I scowled at Miles. I wanted to scream at him. Instead, I called out to one of his supervising officers as he walked by the desk. This all seemed off, Miles being a portly pipsqueak version of myself and his flippant attitude suddenly working in my favor…

The other officer silently scorned Miles as he attempted to look up my ticket number, keyboard clacking. Several negative tones were sounded on the console, and the second officer winked at me. “Yeah, no record here, sir. Consider this your lucky night.” Then he trotted off, leaving Miles satisfied in his desk chair.

“I’m giving you the chance of a lifetime,” he said. And I knew the little shit was right.

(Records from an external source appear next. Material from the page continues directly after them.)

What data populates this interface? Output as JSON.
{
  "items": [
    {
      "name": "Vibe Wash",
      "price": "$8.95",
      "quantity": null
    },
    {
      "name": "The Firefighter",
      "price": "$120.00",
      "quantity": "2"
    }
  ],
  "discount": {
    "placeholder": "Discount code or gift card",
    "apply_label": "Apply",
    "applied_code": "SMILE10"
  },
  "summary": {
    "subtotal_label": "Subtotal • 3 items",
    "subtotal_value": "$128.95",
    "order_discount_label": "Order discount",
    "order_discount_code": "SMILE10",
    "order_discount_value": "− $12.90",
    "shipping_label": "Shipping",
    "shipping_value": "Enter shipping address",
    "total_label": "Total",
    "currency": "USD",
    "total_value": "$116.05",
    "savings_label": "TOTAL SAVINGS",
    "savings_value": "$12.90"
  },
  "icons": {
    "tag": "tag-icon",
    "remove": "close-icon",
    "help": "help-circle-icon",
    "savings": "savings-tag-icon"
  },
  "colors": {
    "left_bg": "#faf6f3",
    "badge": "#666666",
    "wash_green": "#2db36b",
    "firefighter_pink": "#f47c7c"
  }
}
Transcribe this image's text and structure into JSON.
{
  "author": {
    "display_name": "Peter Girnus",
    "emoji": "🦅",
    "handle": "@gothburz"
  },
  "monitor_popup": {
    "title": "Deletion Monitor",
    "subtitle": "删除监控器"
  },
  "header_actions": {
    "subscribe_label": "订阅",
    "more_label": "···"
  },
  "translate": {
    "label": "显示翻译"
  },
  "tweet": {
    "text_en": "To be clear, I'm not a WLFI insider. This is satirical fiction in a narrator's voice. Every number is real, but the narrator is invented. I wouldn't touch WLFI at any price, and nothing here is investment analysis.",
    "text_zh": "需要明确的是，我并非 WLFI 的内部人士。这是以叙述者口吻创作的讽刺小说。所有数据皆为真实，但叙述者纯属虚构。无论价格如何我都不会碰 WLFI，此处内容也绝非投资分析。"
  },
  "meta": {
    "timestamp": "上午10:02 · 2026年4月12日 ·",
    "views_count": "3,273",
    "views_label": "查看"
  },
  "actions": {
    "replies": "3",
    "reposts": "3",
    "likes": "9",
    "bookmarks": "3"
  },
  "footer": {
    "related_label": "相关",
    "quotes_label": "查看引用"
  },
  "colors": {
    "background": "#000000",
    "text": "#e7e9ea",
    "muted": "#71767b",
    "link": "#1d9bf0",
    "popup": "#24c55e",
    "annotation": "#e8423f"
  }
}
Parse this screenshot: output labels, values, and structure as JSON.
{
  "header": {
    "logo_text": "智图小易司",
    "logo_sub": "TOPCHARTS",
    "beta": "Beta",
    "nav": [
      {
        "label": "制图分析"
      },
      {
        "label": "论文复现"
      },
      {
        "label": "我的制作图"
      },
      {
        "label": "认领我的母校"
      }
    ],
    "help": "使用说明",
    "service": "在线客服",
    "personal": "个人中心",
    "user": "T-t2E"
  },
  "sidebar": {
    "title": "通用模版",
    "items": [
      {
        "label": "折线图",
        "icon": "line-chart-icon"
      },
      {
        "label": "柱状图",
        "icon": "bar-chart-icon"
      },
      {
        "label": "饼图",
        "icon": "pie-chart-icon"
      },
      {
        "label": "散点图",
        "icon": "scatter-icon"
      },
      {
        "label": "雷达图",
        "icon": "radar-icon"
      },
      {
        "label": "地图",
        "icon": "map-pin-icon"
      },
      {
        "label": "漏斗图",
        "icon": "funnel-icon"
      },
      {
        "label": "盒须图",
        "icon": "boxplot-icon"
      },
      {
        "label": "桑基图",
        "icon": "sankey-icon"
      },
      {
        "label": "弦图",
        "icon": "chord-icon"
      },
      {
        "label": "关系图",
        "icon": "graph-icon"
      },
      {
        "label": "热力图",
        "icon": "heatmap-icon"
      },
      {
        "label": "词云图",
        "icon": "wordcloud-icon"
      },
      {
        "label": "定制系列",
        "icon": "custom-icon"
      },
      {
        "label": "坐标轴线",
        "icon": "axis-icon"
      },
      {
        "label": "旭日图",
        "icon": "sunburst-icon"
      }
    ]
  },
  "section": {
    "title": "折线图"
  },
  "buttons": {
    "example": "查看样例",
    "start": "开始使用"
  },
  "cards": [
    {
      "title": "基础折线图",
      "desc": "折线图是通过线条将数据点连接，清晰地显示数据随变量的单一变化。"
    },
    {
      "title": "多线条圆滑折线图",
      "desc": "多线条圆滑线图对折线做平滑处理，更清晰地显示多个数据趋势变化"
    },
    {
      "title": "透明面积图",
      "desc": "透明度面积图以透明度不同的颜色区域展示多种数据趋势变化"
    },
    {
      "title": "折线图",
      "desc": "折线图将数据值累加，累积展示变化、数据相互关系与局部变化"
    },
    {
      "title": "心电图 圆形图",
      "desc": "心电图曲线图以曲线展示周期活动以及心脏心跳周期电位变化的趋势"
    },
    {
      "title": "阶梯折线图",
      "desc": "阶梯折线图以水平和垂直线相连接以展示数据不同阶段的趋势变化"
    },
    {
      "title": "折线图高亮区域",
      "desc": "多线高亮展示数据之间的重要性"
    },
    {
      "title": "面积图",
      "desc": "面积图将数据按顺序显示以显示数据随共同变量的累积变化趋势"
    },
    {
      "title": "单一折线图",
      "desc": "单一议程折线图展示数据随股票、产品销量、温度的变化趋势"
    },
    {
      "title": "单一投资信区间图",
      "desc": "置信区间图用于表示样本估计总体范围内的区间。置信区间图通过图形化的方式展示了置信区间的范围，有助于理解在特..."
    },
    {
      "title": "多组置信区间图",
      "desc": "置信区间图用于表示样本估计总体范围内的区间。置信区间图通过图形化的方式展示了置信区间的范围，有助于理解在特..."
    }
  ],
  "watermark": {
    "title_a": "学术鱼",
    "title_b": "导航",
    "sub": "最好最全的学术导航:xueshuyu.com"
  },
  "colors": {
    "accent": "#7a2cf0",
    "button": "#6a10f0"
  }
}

I backed away from the desk as Miles went back to his console, booting up Asteroid Command, ready to wile away his last few hours as a RedSec officer on the mind-numbing trickery of level 24. I was baffled.

“Oh, hey,” I turned back to him before I reached the airlock. “You must’ve done a scan of my ship when I came in… those hydro tanks I got? They’re yours. Least I could do.”

After I met Miles on the landing pad and helped him wheel the ganja into the hold of his rocket, I walked back to where my ship was parked, thinking of what to do next. For the first time in as long as I could remember, I didn’t have a waypoint to enter. I didn’t seem to need one.

As I fired up the engines and lifted off into the vacuum, my proximity warning alerted me to a solid object passing nearby. I watched a tiny comet zip across my field of vision, wondering where it was headed.


Adam Aresty is an award-winning author and screenwriter. His novella Recovery was published in 2013 by Kraken Press. He is the writer of the 2015 horror comedy Stung, that premiered at the Tribeca Film Festival. Adam’s novella, The Communication Room was published in 2016 by Strange Fictions Press. He lives in Los Angeles with his wife Holly. More of his work can be found online at


Featured image via Pixabay, TBIT